Hot air to spread across Australia, raising fire danger
A mass of hot air will sweep across Australia during the next week, elevating fire danger ratings in multiple states and territories.
Temperatures have been soaring over Western Australia this week, with Perth on track to register four consecutive days at or above 35 degrees by Saturday. This feat hasn't happened during November since 1933. Further inland, Kalgoorlie is forecast to reach 44 degrees on Sunday, which would be a new November record in more than 100 years of observations.
This intense late-spring heat is being caused by a large mass of hot air that has built up over WA, on the western side of a high pressure ridge.
Image: Hot air over Western Australia on Sunday.
Unsurprisingly, the hot weather is causing Severe to Catastrophic fire danger ratings in parts of WA, which are forecast to persist into the start of next week.
From Tuesday, the hot air mass will start to spread further east as a cold front moves in from the Indian Ocean.
This hot air and strengthening northerly winds will target South Australia on Tuesday and Wednesday, elevating fire danger ratings across the state. Adelaide could reach the high thirties or low forties on Wednesday, possibly getting within a few degrees of the city's November record of 43 degrees from 2009.
Image: Hot air over central and southern Australia on Wednesday.
The transient heat will also break Victoria and Tasmania out of a spell of cool weather that brought hail and snow earlier this week. While most days have failed to reach 20 degrees in Melbourne this week, the city could reach the low thirties on Wednesday and Thursday amid the warmer air mass.
Further east, fire-ravaged parts of NSW and Queensland won't see much relief from hot weather over the coming week.
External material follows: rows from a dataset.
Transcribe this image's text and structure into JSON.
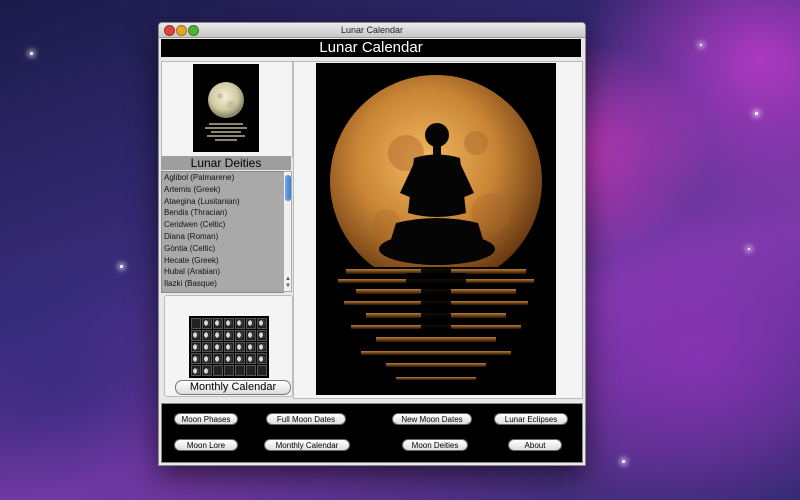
{
  "window": {
    "title": "Lunar Calendar"
  },
  "header": {
    "title": "Lunar Calendar"
  },
  "deities": {
    "title": "Lunar Deities",
    "items": [
      "Aglibol (Palmarene)",
      "Artemis (Greek)",
      "Ataegina (Lusitanian)",
      "Bendis (Thracian)",
      "Ceridwen (Celtic)",
      "Diana (Roman)",
      "Gòntia (Celtic)",
      "Hecate (Greek)",
      "Hubal (Arabian)",
      "Ilazki (Basque)"
    ]
  },
  "calendar_panel": {
    "button_label": "Monthly Calendar"
  },
  "bottom_buttons": {
    "moon_phases": "Moon Phases",
    "full_moon_dates": "Full Moon Dates",
    "new_moon_dates": "New Moon Dates",
    "lunar_eclipses": "Lunar Eclipses",
    "moon_lore": "Moon Lore",
    "monthly_calendar": "Monthly Calendar",
    "moon_deities": "Moon Deities",
    "about": "About"
  }
}
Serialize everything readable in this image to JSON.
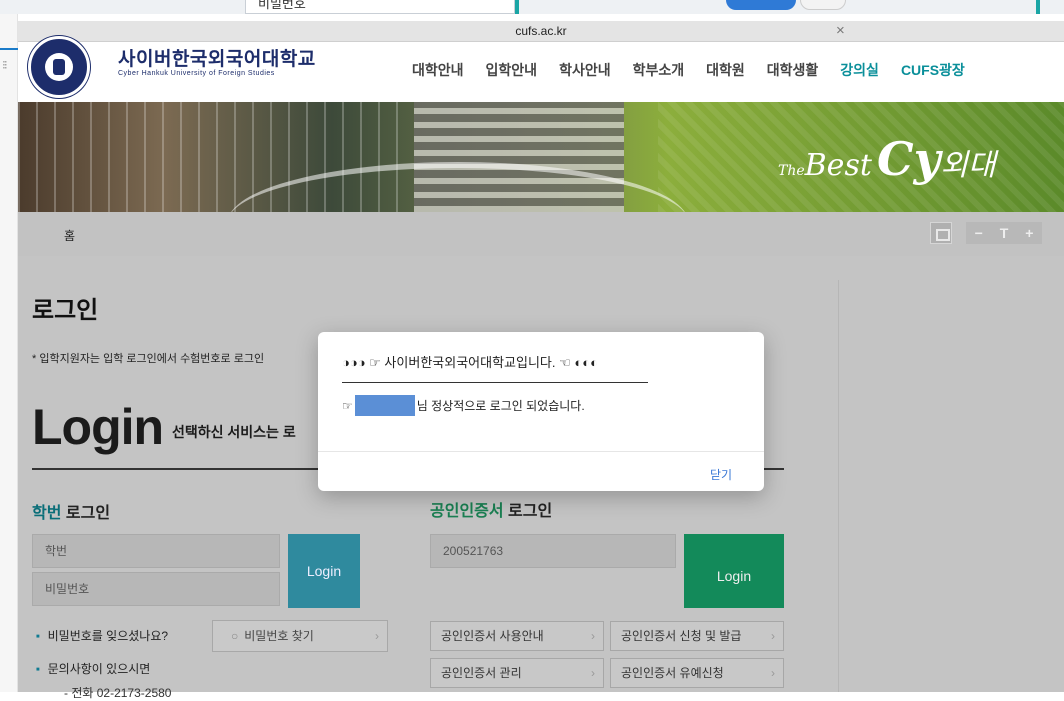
{
  "top_strip": {
    "partial_field_label": "비밀번호"
  },
  "browser": {
    "url": "cufs.ac.kr",
    "close_glyph": "×"
  },
  "header": {
    "univ_name": "사이버한국외국어대학교",
    "univ_eng": "Cyber Hankuk University of Foreign Studies",
    "nav": [
      "대학안내",
      "입학안내",
      "학사안내",
      "학부소개",
      "대학원",
      "대학생활",
      "강의실",
      "CUFS광장"
    ],
    "nav_accent": "#0a8f9a"
  },
  "banner": {
    "slogan_the": "The",
    "slogan_best": "Best",
    "slogan_cy": "Cy",
    "slogan_tail": "외대"
  },
  "breadcrumb": {
    "home": "홈"
  },
  "font_controls": {
    "minus": "−",
    "t": "T",
    "plus": "+"
  },
  "page": {
    "title": "로그인",
    "notice": "* 입학지원자는 입학 로그인에서 수험번호로 로그인",
    "login_big": "Login",
    "login_sub": "선택하신 서비스는 로"
  },
  "student_login": {
    "title_hl": "학번",
    "title_rest": " 로그인",
    "id_placeholder": "학번",
    "pw_placeholder": "비밀번호",
    "button": "Login",
    "forgot_text": "비밀번호를 잊으셨나요?",
    "find_pw_button": "비밀번호 찾기",
    "inquiry_text": "문의사항이 있으시면",
    "phone_text": "- 전화 02-2173-2580"
  },
  "cert_login": {
    "title_hl": "공인인증서",
    "title_rest": " 로그인",
    "id_value": "200521763",
    "button": "Login",
    "btn_usage": "공인인증서 사용안내",
    "btn_issue": "공인인증서 신청 및 발급",
    "btn_manage": "공인인증서 관리",
    "btn_reissue": "공인인증서 유예신청",
    "arrow": "›"
  },
  "modal": {
    "title": "◑◑◑ ☞ 사이버한국외국어대학교입니다. ☜ ◐◐◐",
    "message_prefix": "☞",
    "message_suffix": "님 정상적으로 로그인 되었습니다.",
    "close_label": "닫기"
  }
}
A lingering warm air mass will cause Severe fire danger ratings in parts of northeast NSW and southern Queensland on Friday, with Very High fire danger likely to persist in parts of both states over the weekend. Unfortunately, the hot air mass approaching from the west will cause temperatures to climb even further next week.
Large areas of inland NSW and southern Queensland should see temperatures reach the high thirties and low forties by the middle of next week. While sea breezes will interrupt next week's heat near the coast, Sydney could exceed 30 degrees on Tuesday and Thursday, with temperatures likely to be even higher in western suburbs.
Image: Hot air spreading over eastern Australia on Thursday.
The hot weather over eastern Australia today and next week will elevate fire danger ratings in both states. Be sure to keep up to date with the latest weather forecasts and fire weather information during the coming week.
There are early indications that a low pressure trough could cause some showers and thunderstorms in parts of eastern Australia during the second half of next week. However, it's too early to know if and where this wet weather will occur just yet.